- [What to do] Copy every record exactly.

- [Source material]
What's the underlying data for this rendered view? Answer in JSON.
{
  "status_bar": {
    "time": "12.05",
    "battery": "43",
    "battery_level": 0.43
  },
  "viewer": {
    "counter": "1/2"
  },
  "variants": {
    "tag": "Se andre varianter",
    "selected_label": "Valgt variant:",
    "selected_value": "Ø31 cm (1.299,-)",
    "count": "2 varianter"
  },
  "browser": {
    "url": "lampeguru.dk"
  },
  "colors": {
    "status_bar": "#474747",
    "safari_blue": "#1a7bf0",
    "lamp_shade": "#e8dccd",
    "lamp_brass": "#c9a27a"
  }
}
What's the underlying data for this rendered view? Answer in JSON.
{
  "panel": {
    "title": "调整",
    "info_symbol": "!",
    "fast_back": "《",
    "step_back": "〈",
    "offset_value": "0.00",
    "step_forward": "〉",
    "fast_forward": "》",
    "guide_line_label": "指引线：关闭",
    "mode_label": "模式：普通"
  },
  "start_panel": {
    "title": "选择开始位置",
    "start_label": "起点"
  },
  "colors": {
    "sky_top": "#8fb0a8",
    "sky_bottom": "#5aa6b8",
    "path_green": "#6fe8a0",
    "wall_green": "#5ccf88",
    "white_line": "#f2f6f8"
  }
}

- [Your solution]
What's the underlying data for this rendered view? Answer in JSON.
{
  "status_bar": {
    "time": "12.05",
    "battery": "43",
    "battery_level": 0.43
  },
  "viewer": {
    "counter": "1/2"
  },
  "variants": {
    "tag": "Se andre varianter",
    "selected_label": "Valgt variant:",
    "selected_value": "Ø31 cm (1.299,-)",
    "count": "2 varianter"
  },
  "browser": {
    "url": "lampeguru.dk"
  },
  "colors": {
    "status_bar": "#474747",
    "safari_blue": "#1a7bf0",
    "lamp_shade": "#e8dccd",
    "lamp_brass": "#c9a27a"
  }
}
What's the underlying data for this rendered view? Answer in JSON.
{
  "panel": {
    "title": "调整",
    "info_symbol": "!",
    "fast_back": "《",
    "step_back": "〈",
    "offset_value": "0.00",
    "step_forward": "〉",
    "fast_forward": "》",
    "guide_line_label": "指引线：关闭",
    "mode_label": "模式：普通"
  },
  "start_panel": {
    "title": "选择开始位置",
    "start_label": "起点"
  },
  "colors": {
    "sky_top": "#8fb0a8",
    "sky_bottom": "#5aa6b8",
    "path_green": "#6fe8a0",
    "wall_green": "#5ccf88",
    "white_line": "#f2f6f8"
  }
}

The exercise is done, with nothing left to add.